YOUR INSTRUCTIONS
From the first line to the last, write out the data below exactly.
___ RECORDS SHOWN ___
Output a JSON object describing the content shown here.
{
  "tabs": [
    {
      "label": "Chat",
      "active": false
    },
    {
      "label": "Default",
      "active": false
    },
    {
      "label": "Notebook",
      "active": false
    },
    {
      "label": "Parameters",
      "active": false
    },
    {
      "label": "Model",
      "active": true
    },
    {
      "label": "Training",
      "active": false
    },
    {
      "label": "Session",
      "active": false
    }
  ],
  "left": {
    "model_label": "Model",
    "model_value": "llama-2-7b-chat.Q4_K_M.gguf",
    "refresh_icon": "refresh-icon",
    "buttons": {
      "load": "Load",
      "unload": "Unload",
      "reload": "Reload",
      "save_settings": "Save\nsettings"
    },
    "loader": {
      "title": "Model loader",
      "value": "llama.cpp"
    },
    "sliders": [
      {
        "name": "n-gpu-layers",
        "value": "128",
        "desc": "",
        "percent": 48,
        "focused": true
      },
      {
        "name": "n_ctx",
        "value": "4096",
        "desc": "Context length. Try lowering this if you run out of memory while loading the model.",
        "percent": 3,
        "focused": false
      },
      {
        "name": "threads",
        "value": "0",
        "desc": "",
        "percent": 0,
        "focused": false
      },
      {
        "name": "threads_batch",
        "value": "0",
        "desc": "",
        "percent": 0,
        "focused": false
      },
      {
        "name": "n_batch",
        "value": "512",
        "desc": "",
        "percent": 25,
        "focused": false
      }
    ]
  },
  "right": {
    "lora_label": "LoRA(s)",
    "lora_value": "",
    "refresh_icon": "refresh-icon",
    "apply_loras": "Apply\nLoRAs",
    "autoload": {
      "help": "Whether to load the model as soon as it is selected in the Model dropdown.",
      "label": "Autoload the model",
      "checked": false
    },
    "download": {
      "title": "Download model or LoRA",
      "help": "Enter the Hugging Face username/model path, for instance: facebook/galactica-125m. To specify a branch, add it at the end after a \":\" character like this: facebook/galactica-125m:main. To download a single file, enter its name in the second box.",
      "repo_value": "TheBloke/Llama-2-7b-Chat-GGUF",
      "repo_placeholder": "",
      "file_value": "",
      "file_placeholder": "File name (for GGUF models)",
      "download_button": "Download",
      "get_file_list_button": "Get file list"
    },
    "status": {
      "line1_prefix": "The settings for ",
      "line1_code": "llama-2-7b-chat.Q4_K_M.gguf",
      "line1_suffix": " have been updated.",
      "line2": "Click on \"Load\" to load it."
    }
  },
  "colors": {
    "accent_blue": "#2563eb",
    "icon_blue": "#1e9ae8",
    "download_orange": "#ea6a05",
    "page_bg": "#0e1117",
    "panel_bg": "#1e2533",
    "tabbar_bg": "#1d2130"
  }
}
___
RESPONSE AREA
Output a JSON object describing the content shown here.
{
  "tabs": [
    {
      "label": "Chat",
      "active": false
    },
    {
      "label": "Default",
      "active": false
    },
    {
      "label": "Notebook",
      "active": false
    },
    {
      "label": "Parameters",
      "active": false
    },
    {
      "label": "Model",
      "active": true
    },
    {
      "label": "Training",
      "active": false
    },
    {
      "label": "Session",
      "active": false
    }
  ],
  "left": {
    "model_label": "Model",
    "model_value": "llama-2-7b-chat.Q4_K_M.gguf",
    "refresh_icon": "refresh-icon",
    "buttons": {
      "load": "Load",
      "unload": "Unload",
      "reload": "Reload",
      "save_settings": "Save\nsettings"
    },
    "loader": {
      "title": "Model loader",
      "value": "llama.cpp"
    },
    "sliders": [
      {
        "name": "n-gpu-layers",
        "value": "128",
        "desc": "",
        "percent": 48,
        "focused": true
      },
      {
        "name": "n_ctx",
        "value": "4096",
        "desc": "Context length. Try lowering this if you run out of memory while loading the model.",
        "percent": 3,
        "focused": false
      },
      {
        "name": "threads",
        "value": "0",
        "desc": "",
        "percent": 0,
        "focused": false
      },
      {
        "name": "threads_batch",
        "value": "0",
        "desc": "",
        "percent": 0,
        "focused": false
      },
      {
        "name": "n_batch",
        "value": "512",
        "desc": "",
        "percent": 25,
        "focused": false
      }
    ]
  },
  "right": {
    "lora_label": "LoRA(s)",
    "lora_value": "",
    "refresh_icon": "refresh-icon",
    "apply_loras": "Apply\nLoRAs",
    "autoload": {
      "help": "Whether to load the model as soon as it is selected in the Model dropdown.",
      "label": "Autoload the model",
      "checked": false
    },
    "download": {
      "title": "Download model or LoRA",
      "help": "Enter the Hugging Face username/model path, for instance: facebook/galactica-125m. To specify a branch, add it at the end after a \":\" character like this: facebook/galactica-125m:main. To download a single file, enter its name in the second box.",
      "repo_value": "TheBloke/Llama-2-7b-Chat-GGUF",
      "repo_placeholder": "",
      "file_value": "",
      "file_placeholder": "File name (for GGUF models)",
      "download_button": "Download",
      "get_file_list_button": "Get file list"
    },
    "status": {
      "line1_prefix": "The settings for ",
      "line1_code": "llama-2-7b-chat.Q4_K_M.gguf",
      "line1_suffix": " have been updated.",
      "line2": "Click on \"Load\" to load it."
    }
  },
  "colors": {
    "accent_blue": "#2563eb",
    "icon_blue": "#1e9ae8",
    "download_orange": "#ea6a05",
    "page_bg": "#0e1117",
    "panel_bg": "#1e2533",
    "tabbar_bg": "#1d2130"
  }
}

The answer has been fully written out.